Lessons from COP27: How to make a difference

Sponsored by Mercer

Tackling the impact of climate change remains a key topic of discussion within asset managers, but research shows more needs to be done to put ambition into action

The agenda at the 27th United Nations Climate Change Conference, or COP27 is clear: more needs to be done to tackle the impact of climate change. But how can we move past words and into action?  Mercer conducted a survey prior to COP27 to gauge how global asset managers are actually engaging with climate change targets and what these developments look like. As part of a larger report, entitled ‘Advancing Transition Potential: Global Asset Manager Survey 2022’, here are some of its main takeaways.

Where we are today

Across the industry, global asset managers are accelerating their efforts to fight change with a flurry of net-zero agreements signed in recent months. This only tells half the story, as this comment in our report indicates: ‘Yet our findings evidence that climate commitments and approaches adopted by asset managers, both at policy level and in investment strategies, continue to vary widely. Managers are at different stages in their climate transition, but many are yet to define and set climate targets.’

In some emerging markets, enhanced levels of transparency and disclosure may take years, even decades, to develop. Unfortunately, the climate transition will not wait for frameworks to be honed and perfected.

We found 59 per cent of asset managers have policies that explicitly reference how climate change or net-zero targets will be incorporated into their portfolios. However, this percentage falls to 48 per cent of managers with below $2 billion in AUM.

Unfortunately, nearly three-quarters (73 per cent) of managers are yet to set their own climate transition targets with only 36 per cent intending to do so within the next two years. Further, there remains a lack of consensus around what targets should be pursued. Of the managers that have set targets, 19 per cent have opted for science-based targets while the rest concede their targets are not based on science.

Where we are going

Emerging and frontier markets play a crucial role in the transition. Improving capital flows to economies most vulnerable to climate change is a core component of implementing climate transition across the global economy.

However, our research reveals that many investors still recognise barriers ahead. The vast majority of those we surveyed (91 per cent) cite transparency and company financial disclosure failings as the main barriers to increasing allocations. This is closely followed (89 per cent) by concerns around transparency and disclosure around companies’ ESG factors, with 85 per cent raising concerns around modern slavery exposure.

‘In some emerging markets, enhanced levels of transparency and disclosure around company reporting and ESG may take years, even decades, to develop,’ commented our report’s analysis. ‘Unfortunately, the climate transition will not wait for frameworks to be honed and perfected.’

Though global asset managers may prefer to wait until they have full visibility over these issues, avoiding these markets risks hindering the progress required for climate transition.

Moving the needle 

Capital is increasingly flowing in the right direction, but significant headway has yet to be made.

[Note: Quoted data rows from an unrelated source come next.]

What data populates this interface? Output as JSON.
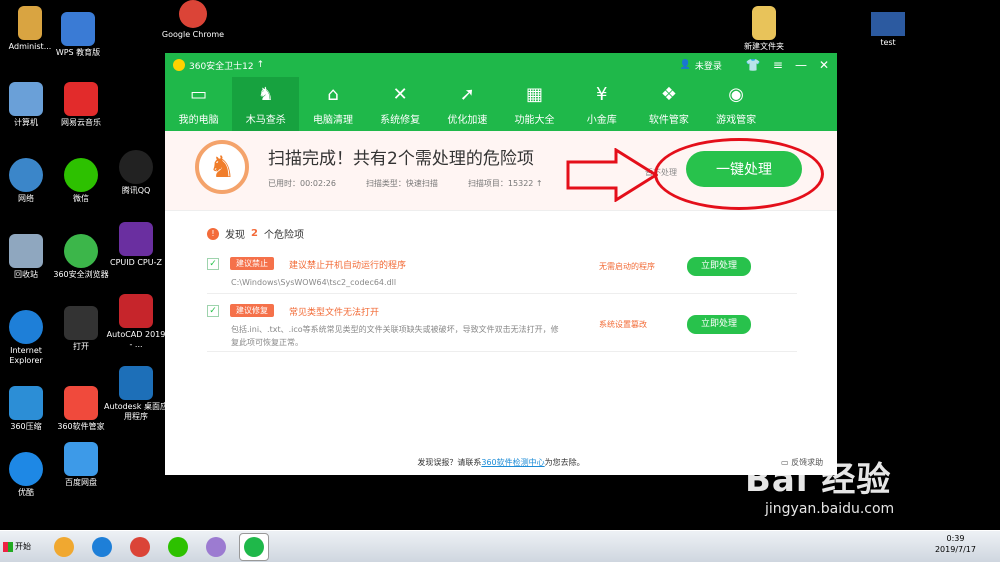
{
  "desktop": {
    "icons": [
      {
        "label": "Administ...",
        "color": "#d9a441"
      },
      {
        "label": "WPS 教育版",
        "color": "#3a7bd5"
      },
      {
        "label": "Google Chrome",
        "color": "#db4437"
      },
      {
        "label": "计算机",
        "color": "#6aa0d8"
      },
      {
        "label": "网易云音乐",
        "color": "#e22b2b"
      },
      {
        "label": "网络",
        "color": "#3b86c9"
      },
      {
        "label": "微信",
        "color": "#2dc100"
      },
      {
        "label": "腾讯QQ",
        "color": "#222222"
      },
      {
        "label": "回收站",
        "color": "#8fa7bf"
      },
      {
        "label": "360安全浏览器",
        "color": "#3cb64a"
      },
      {
        "label": "CPUID CPU-Z",
        "color": "#6a2fa0"
      },
      {
        "label": "Internet Explorer",
        "color": "#1e7fd8"
      },
      {
        "label": "打开",
        "color": "#333333"
      },
      {
        "label": "AutoCAD 2019 - ...",
        "color": "#c6252b"
      },
      {
        "label": "360压缩",
        "color": "#2c8ed6"
      },
      {
        "label": "360软件管家",
        "color": "#f04a3c"
      },
      {
        "label": "Autodesk 桌面应用程序",
        "color": "#1d6fb8"
      },
      {
        "label": "优酷",
        "color": "#1e88e5"
      },
      {
        "label": "百度网盘",
        "color": "#3d9ae8"
      },
      {
        "label": "新建文件夹",
        "color": "#e8c35a"
      },
      {
        "label": "test",
        "color": "#2c5aa0"
      }
    ]
  },
  "window": {
    "app_title": "360安全卫士12",
    "login_label": "未登录",
    "tabs": [
      {
        "label": "我的电脑",
        "icon": "monitor-icon",
        "glyph": "▭"
      },
      {
        "label": "木马查杀",
        "icon": "horse-icon",
        "glyph": "♞"
      },
      {
        "label": "电脑清理",
        "icon": "broom-icon",
        "glyph": "⌂"
      },
      {
        "label": "系统修复",
        "icon": "tools-icon",
        "glyph": "✕"
      },
      {
        "label": "优化加速",
        "icon": "rocket-icon",
        "glyph": "➚"
      },
      {
        "label": "功能大全",
        "icon": "grid-icon",
        "glyph": "▦"
      },
      {
        "label": "小金库",
        "icon": "coin-icon",
        "glyph": "¥"
      },
      {
        "label": "软件管家",
        "icon": "apps-icon",
        "glyph": "❖"
      },
      {
        "label": "游戏管家",
        "icon": "gamepad-icon",
        "glyph": "◉"
      }
    ],
    "active_tab": 1,
    "banner": {
      "headline": "扫描完成！共有2个需处理的危险项",
      "elapsed": "已用时：00:02:26",
      "scan_type": "扫描类型：快速扫描",
      "scan_items": "扫描项目：15322 ↑",
      "skip_label": "暂不处理",
      "fix_all_label": "一键处理"
    },
    "found": {
      "prefix": "发现",
      "count": "2",
      "suffix": "个危险项"
    },
    "risks": [
      {
        "tag": "建议禁止",
        "title": "建议禁止开机自动运行的程序",
        "detail": "C:\\Windows\\SysWOW64\\tsc2_codec64.dll",
        "status": "无需启动的程序",
        "action": "立即处理"
      },
      {
        "tag": "建议修复",
        "title": "常见类型文件无法打开",
        "detail": "包括.ini、.txt、.ico等系统常见类型的文件关联项缺失或被破坏，导致文件双击无法打开，修复此项可恢复正常。",
        "status": "系统设置篡改",
        "action": "立即处理"
      }
    ],
    "footer": {
      "prefix": "发现误报？请联系",
      "link": "360软件检测中心",
      "suffix": "为您去除。"
    },
    "feedback_label": "反馈求助"
  },
  "taskbar": {
    "start_label": "开始",
    "time": "0:39",
    "date": "2019/7/17"
  },
  "watermark": {
    "brand": "Bai 经验",
    "url": "jingyan.baidu.com"
  },
  "colors": {
    "brand_green": "#1fb84a",
    "danger_orange": "#f26a35",
    "annotation_red": "#e40f1a"
  }
}
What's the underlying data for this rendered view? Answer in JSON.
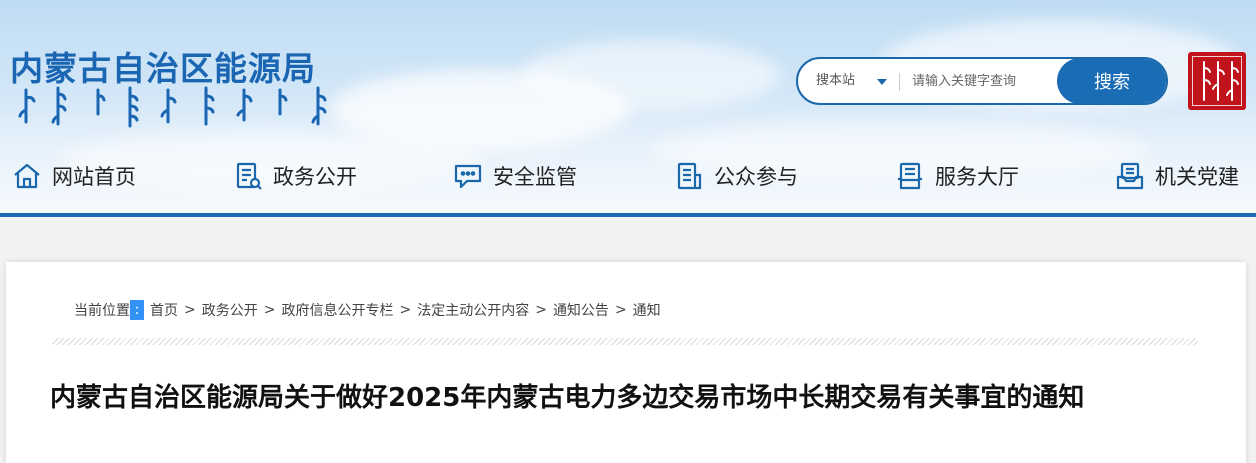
{
  "header": {
    "site_title": "内蒙古自治区能源局",
    "search": {
      "scope_label": "搜本站",
      "placeholder": "请输入关键字查询",
      "button_label": "搜索"
    }
  },
  "nav": {
    "items": [
      {
        "label": "网站首页",
        "icon": "home-icon"
      },
      {
        "label": "政务公开",
        "icon": "document-icon"
      },
      {
        "label": "安全监管",
        "icon": "chat-icon"
      },
      {
        "label": "公众参与",
        "icon": "clipboard-icon"
      },
      {
        "label": "服务大厅",
        "icon": "service-icon"
      },
      {
        "label": "机关党建",
        "icon": "inbox-icon"
      }
    ]
  },
  "breadcrumb": {
    "prefix": "当前位置",
    "colon": ":",
    "separator": ">",
    "items": [
      "首页",
      "政务公开",
      "政府信息公开专栏",
      "法定主动公开内容",
      "通知公告",
      "通知"
    ]
  },
  "article": {
    "title": "内蒙古自治区能源局关于做好2025年内蒙古电力多边交易市场中长期交易有关事宜的通知"
  },
  "colors": {
    "brand_blue": "#1a6cb5",
    "nav_rule": "#1d6ab3",
    "seal_red": "#c0131b"
  }
}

An agreed-upon international standard for sustainable reporting was the primary factor chosen by respondents, with 82 per cent of global asset managers we spoke to identifying this as vital to supporting greater allocation to emerging markets.

At the same time, 69 per cent of our respondents wanted to see greater regulation around ESG factors with 68 per cent seeking more regulation requiring transparency around their peers in these markets.

This is what makes the discourse at COP27 so important; where policymakers can work together towards greater standardisation in a bid to encourage asset reallocation. Our report adds: ‘A significant step change in the robustness of data, and in transparency and disclosure around company reporting and ESG factors, is required for investors to overcome current barriers. Commitments made at COP27 may help deliver the policy certainty required for this step change.’

To read the full report visit – mercer.com or contact us at mercerinvestmentsolutions@mercer.com.

This is advertiser content.

 


Comments (0)

Leave a Reply

Your email address will not be published.



 
Next Opinion to read

Accountability and Transparency: Giving vehicles, not wealth warehouses

Muskaan Biradar